« Raoul Walsh heads for the hills | Main | A couple of thoughts on Michelangelo Antonioni »

July 30, 2007

Scenes from watching the films by Ingmar Bergman

ingmar bergman & liv ullman.jpeg

Reading about the death of Ingmar Bergman, watching other films, much less writing about them seems trivial. While I have been thinking about some of Bergman's films, especially Persona, I have also been reflecting on the act of seeing Bergman's films.

My introduction to his films came in the form of his screenplays. My mother handed a book she got from the library. I didn't spend much time reading any of the screenplays, but I could never forget the still of the knight playing chess with Death.
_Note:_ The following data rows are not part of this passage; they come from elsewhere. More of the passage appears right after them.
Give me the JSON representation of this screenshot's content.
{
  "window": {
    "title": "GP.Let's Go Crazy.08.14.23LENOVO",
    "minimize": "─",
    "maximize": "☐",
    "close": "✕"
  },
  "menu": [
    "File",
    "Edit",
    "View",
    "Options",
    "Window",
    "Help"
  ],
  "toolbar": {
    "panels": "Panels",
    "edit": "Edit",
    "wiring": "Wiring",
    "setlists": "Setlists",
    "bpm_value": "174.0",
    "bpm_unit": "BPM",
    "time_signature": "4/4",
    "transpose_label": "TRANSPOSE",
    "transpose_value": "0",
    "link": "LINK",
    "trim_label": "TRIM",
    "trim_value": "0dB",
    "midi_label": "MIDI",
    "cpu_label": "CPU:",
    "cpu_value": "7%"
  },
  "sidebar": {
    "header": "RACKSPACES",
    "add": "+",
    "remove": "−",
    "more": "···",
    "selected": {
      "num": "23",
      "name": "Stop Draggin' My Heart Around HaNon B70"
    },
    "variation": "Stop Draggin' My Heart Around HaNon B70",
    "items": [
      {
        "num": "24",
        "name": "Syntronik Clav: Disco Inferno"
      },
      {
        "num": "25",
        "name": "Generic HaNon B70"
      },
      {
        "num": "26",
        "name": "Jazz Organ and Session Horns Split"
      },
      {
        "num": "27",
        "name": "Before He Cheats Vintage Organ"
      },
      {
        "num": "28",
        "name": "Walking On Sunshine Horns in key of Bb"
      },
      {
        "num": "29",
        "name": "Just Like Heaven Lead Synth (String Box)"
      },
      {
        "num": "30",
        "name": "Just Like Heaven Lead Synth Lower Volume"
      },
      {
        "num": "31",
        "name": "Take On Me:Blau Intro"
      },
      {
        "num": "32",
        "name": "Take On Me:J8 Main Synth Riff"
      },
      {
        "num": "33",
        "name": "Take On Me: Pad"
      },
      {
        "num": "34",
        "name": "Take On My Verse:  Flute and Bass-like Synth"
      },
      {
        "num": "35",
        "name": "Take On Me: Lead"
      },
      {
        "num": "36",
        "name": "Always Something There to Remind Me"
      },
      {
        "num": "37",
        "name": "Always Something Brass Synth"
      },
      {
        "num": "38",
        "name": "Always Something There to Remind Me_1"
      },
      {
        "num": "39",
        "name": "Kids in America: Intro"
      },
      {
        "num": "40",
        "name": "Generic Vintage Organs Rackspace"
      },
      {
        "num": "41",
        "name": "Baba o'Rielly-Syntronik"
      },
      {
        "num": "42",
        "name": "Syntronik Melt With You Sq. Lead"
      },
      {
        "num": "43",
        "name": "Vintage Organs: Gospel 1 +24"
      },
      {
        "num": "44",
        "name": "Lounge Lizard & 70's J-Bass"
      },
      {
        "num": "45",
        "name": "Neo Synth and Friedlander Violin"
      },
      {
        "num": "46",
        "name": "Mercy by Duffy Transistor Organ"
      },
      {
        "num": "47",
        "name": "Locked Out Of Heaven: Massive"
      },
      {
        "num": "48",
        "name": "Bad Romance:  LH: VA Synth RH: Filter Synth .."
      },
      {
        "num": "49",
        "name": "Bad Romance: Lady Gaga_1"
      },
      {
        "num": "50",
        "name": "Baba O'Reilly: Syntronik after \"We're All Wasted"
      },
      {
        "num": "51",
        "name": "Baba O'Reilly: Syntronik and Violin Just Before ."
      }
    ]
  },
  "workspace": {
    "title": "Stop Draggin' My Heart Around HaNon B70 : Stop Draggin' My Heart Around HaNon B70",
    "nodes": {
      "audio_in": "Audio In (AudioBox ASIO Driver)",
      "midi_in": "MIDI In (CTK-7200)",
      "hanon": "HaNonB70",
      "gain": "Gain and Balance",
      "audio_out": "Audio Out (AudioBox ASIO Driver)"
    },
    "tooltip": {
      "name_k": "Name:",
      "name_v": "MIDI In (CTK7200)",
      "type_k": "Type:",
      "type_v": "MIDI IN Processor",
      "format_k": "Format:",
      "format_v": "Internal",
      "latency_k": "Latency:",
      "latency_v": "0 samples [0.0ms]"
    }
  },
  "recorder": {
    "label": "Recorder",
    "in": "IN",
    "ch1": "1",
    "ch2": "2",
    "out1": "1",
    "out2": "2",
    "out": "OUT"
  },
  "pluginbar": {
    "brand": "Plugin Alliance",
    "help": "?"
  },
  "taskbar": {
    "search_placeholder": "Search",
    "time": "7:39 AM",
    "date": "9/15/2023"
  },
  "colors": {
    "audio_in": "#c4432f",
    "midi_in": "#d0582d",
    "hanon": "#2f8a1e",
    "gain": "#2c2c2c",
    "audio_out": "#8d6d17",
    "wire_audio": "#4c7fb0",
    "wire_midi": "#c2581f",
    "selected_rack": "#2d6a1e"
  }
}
I could have seen Hour of the Wolf during my senior year of high school, but was talked out of it by an adult whose judgement I trusted. In those days before home video, I didn't have the opportunity to see any of the older films by Bergman until I went to New York.

I spent a good chunk of my sophomore year at NYU going to an out of the way theater called the Elgin where they had a Bergman retrospective. I didn't see everything, but I did see many of the key films. What I do recall after over thirty years is that I found that some of Bergman's films were more entertaining than I was lead to believe, particularly The Magician. I also remember finding it rather funny to see Max Von Sydow, by then an established international star, in a bit part as a gas station attendant in Wild Strawberries.

During one summer vacation during my time at NYU, I went back to Denver. At the little two screen art theater run by one of the guys who later co-founded the Telluride Film Festival, I finally got around to see The Passion of Anna. Afterwards, I couldn't understand why I had put off seeing it in New York. On my way out, I encountered a young woman that I had vaguely known in high school. It was the first time we had seen each other since graduation. She was coming to see Bergman as I was on my way out. During that brief moment it was as if, unlike anyone else we both knew, we were able to share a secret language.

Posted by Peter Nellhaus at July 30, 2007 12:33 PM


This is true, Bergman is a special director and I think he connects the people that so want film to become the art form that it should be and not a vehicle purely for entertainment and commerce.

Posted by: Ingmar Fan at February 18, 2008 11:54 AM